Exploring Market Failures in Microeconomics

Market Failures in Microeconomics

By Karishma Kiran

In the intricate tapestry of economic systems, the concept of market failure emerges as a critical thread that can unravel even the most carefully woven patterns. Microeconomics, the study of individual economic agents and their interactions, sheds light on the dynamics of markets. However, the acknowledgment of market failures is an essential aspect of understanding the limitations and imperfections inherent in these systems.

Defining Market Failure:

At its core, market failure refers to a situation in which the allocation of goods and services by a free market is not efficient. In other words, the invisible hand of the market, as proposed by Adam Smith, does not always guide resources to their most productive use. Market failures can manifest in various forms, and their repercussions can have far-reaching consequences on individuals, businesses, and society as a whole.

Externalities: The Unseen Hand’s Oversights

One prominent cause of market failure is externalities, the side effects of transactions that affect third parties who are not directly involved. Positive externalities, such as education and vaccination, result in benefits for society beyond the individuals directly engaged. On the flip side, negative externalities, like pollution and congestion, impose costs on others not engaged in the initial economic activity. The market often fails to account for these external effects, leading to overconsumption of harmful goods and underinvestment in beneficial ones.

Public Goods: When Excludability Excludes Efficiency

Public goods present another facet of market failure.
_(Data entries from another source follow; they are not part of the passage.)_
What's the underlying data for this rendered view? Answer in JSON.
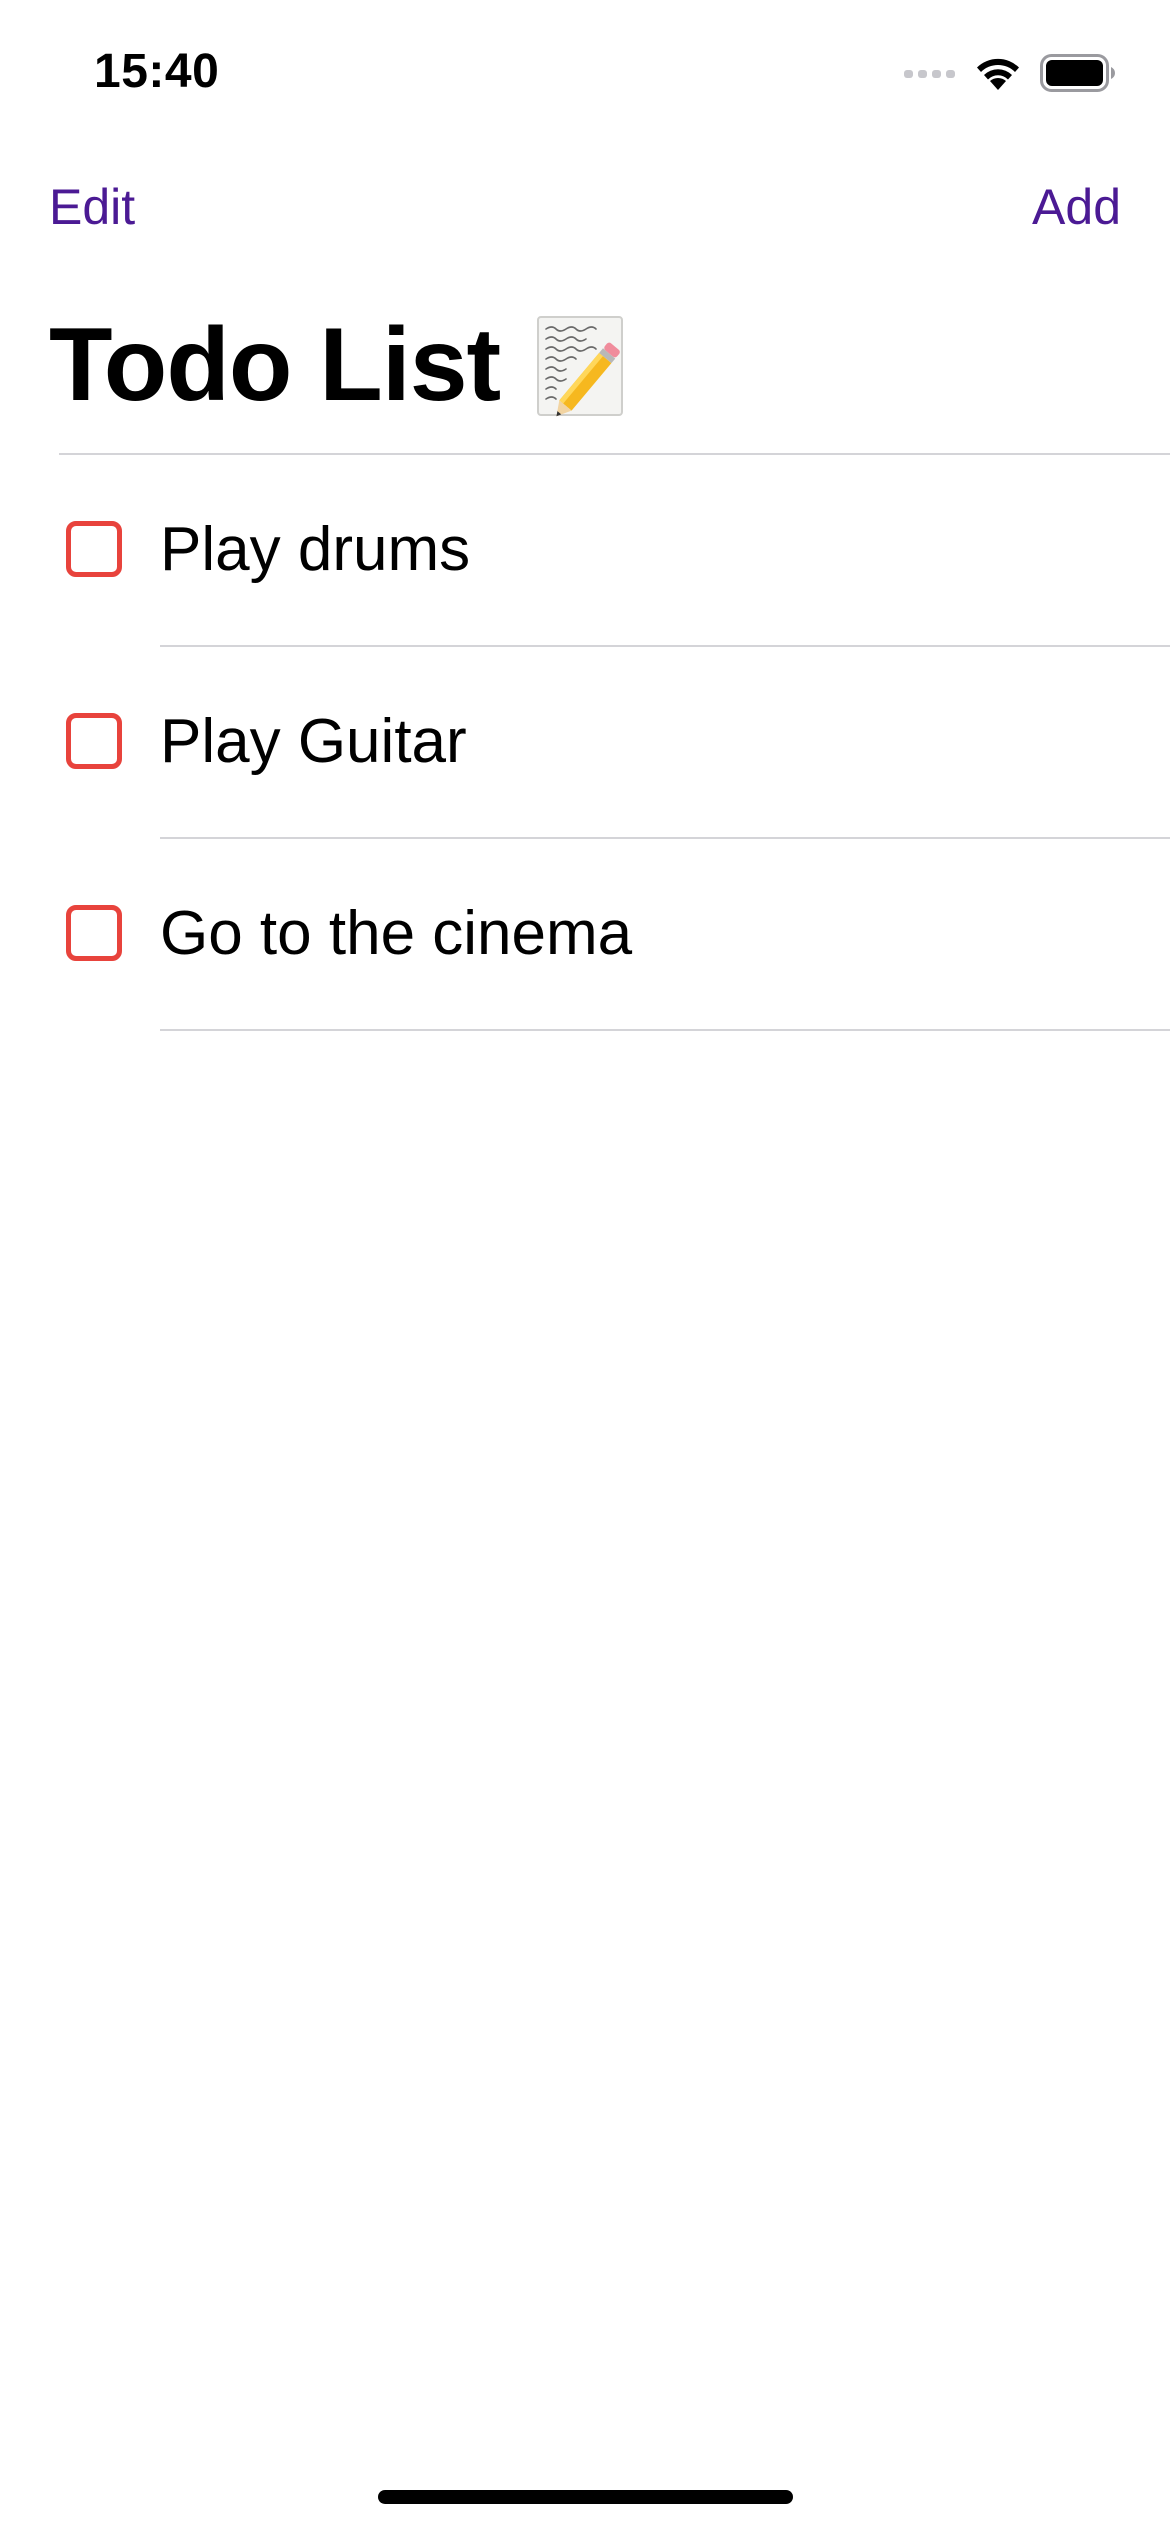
{
  "status_bar": {
    "time": "15:40",
    "icons": [
      "cellular-signal-icon",
      "wifi-icon",
      "battery-icon"
    ]
  },
  "nav": {
    "edit_label": "Edit",
    "add_label": "Add"
  },
  "title": {
    "text": "Todo List",
    "emoji_icon": "memo-pencil-icon"
  },
  "todos": [
    {
      "label": "Play drums",
      "completed": false
    },
    {
      "label": "Play Guitar",
      "completed": false
    },
    {
      "label": "Go to the cinema",
      "completed": false
    }
  ],
  "colors": {
    "accent": "#4B1A94",
    "checkbox": "#E8433C",
    "divider": "#D4D4D8"
  }
}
These are goods that are non-excludable and non-rivalrous, meaning that once provided, individuals cannot be excluded from their consumption, and one person’s consumption does not diminish the availability for others. Classic examples include national defense and street lighting. The private sector tends to underinvest in public goods due to the free-rider problem, where individuals can benefit without contributing. This market failure underscores the importance of government intervention to ensure the provision of such goods.

Incomplete Information: The Market’s Blind Spots

Information asymmetry is a critical issue in markets. In cases where one party possesses more information than the other, market outcomes may deviate from the ideal. The classic example is the used car market, where sellers often have more information about the quality of the product than buyers. This asymmetry can lead to adverse selection, where low-quality goods dominate the market, and moral hazard, where one party changes its behavior because it knows the other party lacks full information. Regulation and disclosure requirements become necessary to address these information gaps and mitigate market failure.

Imperfect Competition: The Power Play

Perfect competition, an idealized market structure, is seldom a reality. Imperfect competition, characterized by monopolies, oligopolies, and monopolistic competition, introduces distortions that undermine the efficient allocation of resources. Monopolies, in particular, can abuse their market power to set prices higher than the competitive equilibrium, restricting output and harming consumer welfare. Antitrust laws and regulatory bodies aim to counteract these distortions, but market failures persist due to the challenges of enforcing and maintaining competition.

Income Inequality: The Dark Cloud Over Market Success

While income inequality is more often associated with macroeconomic considerations, it has microeconomic roots. Market failures exacerbate income inequality by limiting access to education, healthcare, and economic opportunities. Unequal distribution of resources can perpetuate a cycle of poverty, hindering overall economic growth and societal well-being. Government interventions, such as progressive taxation and social welfare programs, become essential to address these disparities and rectify market failures contributing to inequality.


In the vast realm of microeconomics, the recognition of market failure is not an indictment of free markets but a call for a nuanced understanding of their limitations. Externalities, public goods, information asymmetry, imperfect competition, and income inequality are all manifestations of market imperfections that warrant careful consideration. As we navigate the complex web of economic interactions, acknowledging these failures is crucial for crafting effective policies and ensuring that the invisible hand guides us towards a more equitable and efficient future.

The writer is currently pursuing an MPhil in Economics at PIDE Islamabad